One young woman came into Heddy’s complaining the hook to close her jeans was broken and asking if it was possible to get a new one. Turns out the thread was just loose, Herrington said, laughing and shaking her head.
“Hopefully we’re coming back to having those basic skills,” she said.
As people got away from sewing, the big chain stores such as Jo-Ann and Michaels turned more to crafts than fabric. Heddy’s is one of the few places in Las Vegas with a large selection of fabrics, and it survived only because of the show people on the Strip who need fabric to make their outfits. “We’re lucky to be here,” Herrington said. “Other little mom-and-pops around the country went out of business. They weren’t fortunate to have the Strip.”
The renewed interest in sewing is similar to what happened after 9/11, according to Jerilyn Brown, who teaches classes on how to revamp clothes. In these times of economic uncertainty people are seeking solace and security in having a skill such as sewing.
In the past year more people, men included, have come to the store in search of fabric or sewing help for a product they want to manufacture and sell, Herrington said.
“They’re looking to make their own money and find a way out of relying on someone else,” she said, adding that more people have dropped off business cards who want to sew on the side for extra cash.
Still, a majority of the new customers are mostly mending. “This year more than ever I’ve sold more zippers for jackets,” Herrington said.
She’s also seen an increase in people buying remnant pieces, which are less than three yards and either have a minor flaw or come from fabric left on the end of a roll. They sell for a third of the regular price. Or mothers come in search of inexpensive Lycra to make costumes for dance recitals to save the expense of buying an off-the-shelf costume or hiring a seamstress to make one.

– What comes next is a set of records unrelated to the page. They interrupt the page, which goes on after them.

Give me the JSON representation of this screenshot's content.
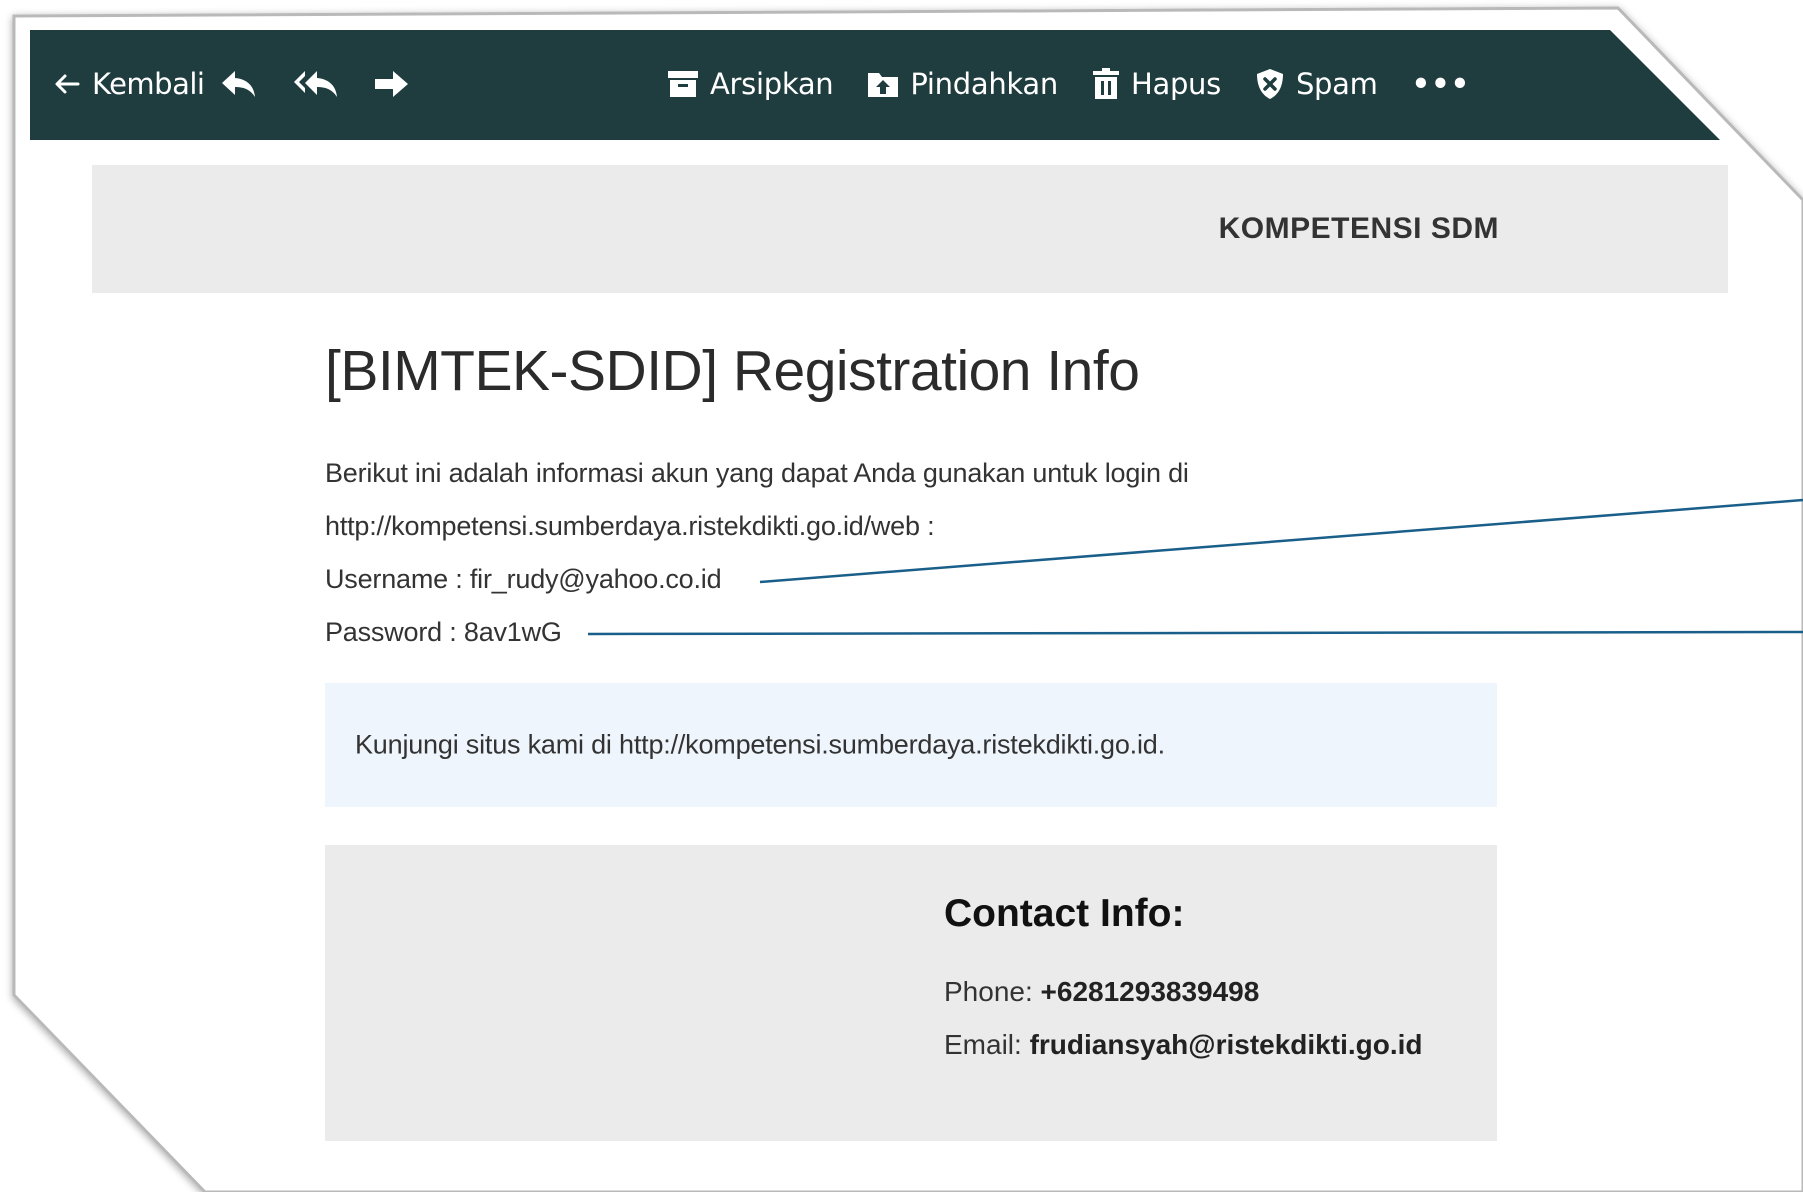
{
  "colors": {
    "toolbar_bg": "#1f3d3f",
    "band_bg": "#ebebeb",
    "note_bg": "#eef5fc",
    "callout_line": "#1a5f8a"
  },
  "toolbar": {
    "back_label": "Kembali",
    "reply_icon": "reply-icon",
    "reply_all_icon": "reply-all-icon",
    "forward_icon": "forward-icon",
    "archive_label": "Arsipkan",
    "move_label": "Pindahkan",
    "delete_label": "Hapus",
    "spam_label": "Spam",
    "more_label": "•••"
  },
  "email": {
    "brand": "KOMPETENSI SDM",
    "title": "[BIMTEK-SDID] Registration Info",
    "intro_line1": "Berikut ini adalah informasi akun yang dapat Anda gunakan untuk login di",
    "intro_line2": "http://kompetensi.sumberdaya.ristekdikti.go.id/web :",
    "username_label": "Username :",
    "username_value": "fir_rudy@yahoo.co.id",
    "password_label": "Password :",
    "password_value": "8av1wG",
    "visit_text": "Kunjungi situs kami di http://kompetensi.sumberdaya.ristekdikti.go.id.",
    "contact": {
      "title": "Contact Info:",
      "phone_label": "Phone:",
      "phone_value": "+6281293839498",
      "email_label": "Email:",
      "email_value": "frudiansyah@ristekdikti.go.id"
    }
  }
}
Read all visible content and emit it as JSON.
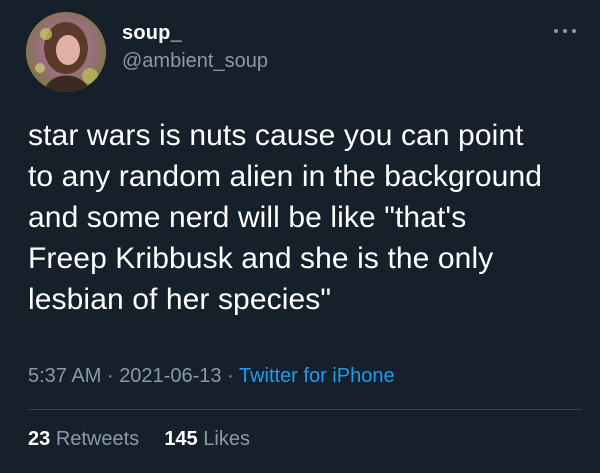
{
  "user": {
    "display_name": "soup_",
    "handle": "@ambient_soup",
    "avatar_icon": "profile-photo"
  },
  "more_icon": "more-dots-icon",
  "tweet": {
    "text": "star wars is nuts cause you can point\nto any random alien in the background\nand some nerd will be like \"that's\nFreep Kribbusk and she is the only\nlesbian of her species\""
  },
  "meta": {
    "time": "5:37 AM",
    "date": "2021-06-13",
    "separator": "·",
    "source": "Twitter for iPhone"
  },
  "stats": {
    "retweets_count": "23",
    "retweets_label": "Retweets",
    "likes_count": "145",
    "likes_label": "Likes"
  },
  "colors": {
    "background": "#15202b",
    "text_primary": "#ffffff",
    "text_secondary": "#8b98a5",
    "link": "#1d9bf0",
    "divider": "#38444d"
  }
}
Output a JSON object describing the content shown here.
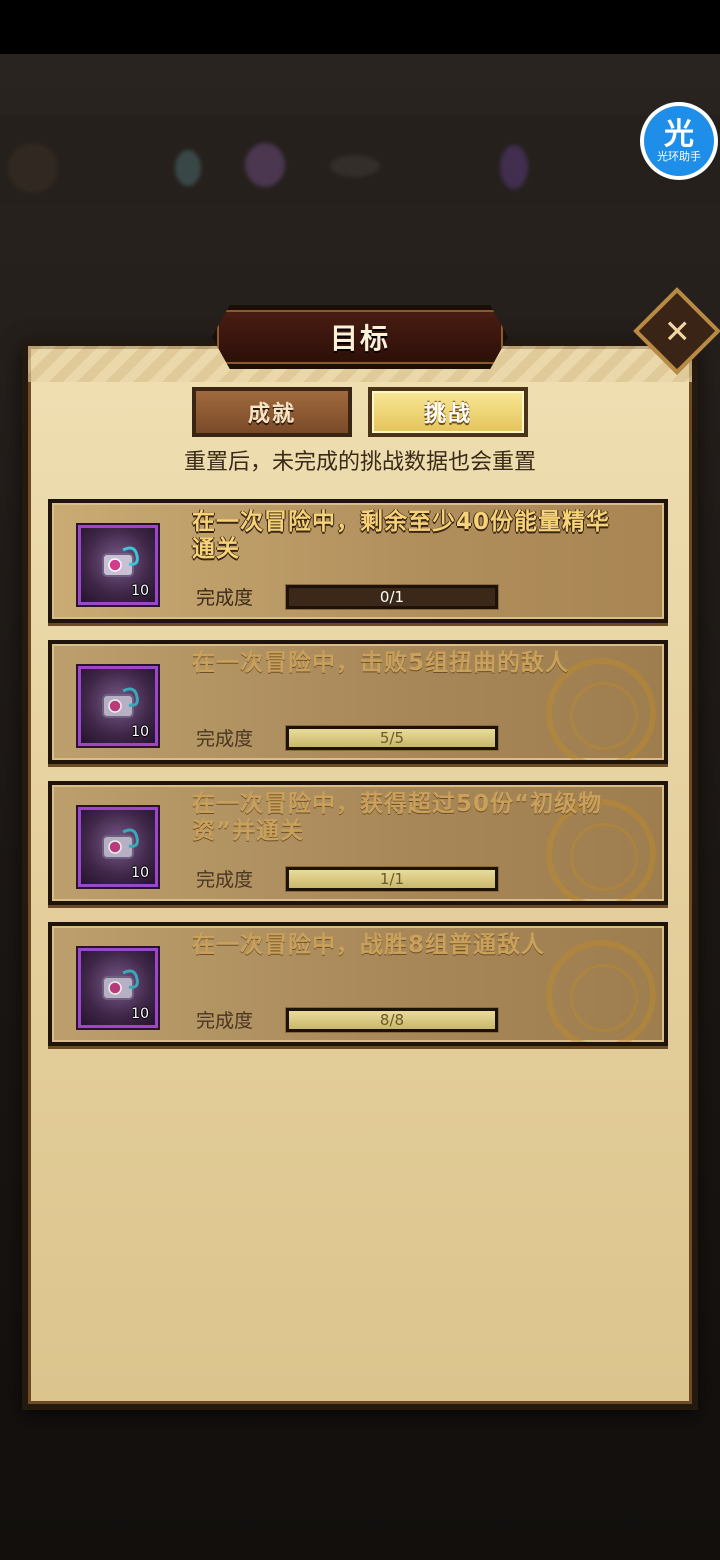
{
  "assistant": {
    "glyph": "光",
    "label": "光环助手"
  },
  "dialog": {
    "title": "目标",
    "close_glyph": "✕",
    "tabs": [
      {
        "label": "成就",
        "selected": false
      },
      {
        "label": "挑战",
        "selected": true
      }
    ],
    "notice": "重置后，未完成的挑战数据也会重置",
    "progress_label": "完成度",
    "challenges": [
      {
        "title": "在一次冒险中，剩余至少40份能量精华通关",
        "progress": "0/1",
        "fraction": 0,
        "reward_count": "10",
        "completed": false
      },
      {
        "title": "在一次冒险中，击败5组扭曲的敌人",
        "progress": "5/5",
        "fraction": 1,
        "reward_count": "10",
        "completed": true
      },
      {
        "title": "在一次冒险中，获得超过50份“初级物资”并通关",
        "progress": "1/1",
        "fraction": 1,
        "reward_count": "10",
        "completed": true
      },
      {
        "title": "在一次冒险中，战胜8组普通敌人",
        "progress": "8/8",
        "fraction": 1,
        "reward_count": "10",
        "completed": true
      }
    ]
  },
  "colors": {
    "title_active": "#f6d278",
    "title_done": "#c9a15a",
    "item_border": "#9b48c8",
    "tab_selected": "#e6c35a"
  }
}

“This might be a whole wide opening of people’s eyes to learn a new skill,” Herrington said. “To do things themselves instead of paying someone else to do it all the time.”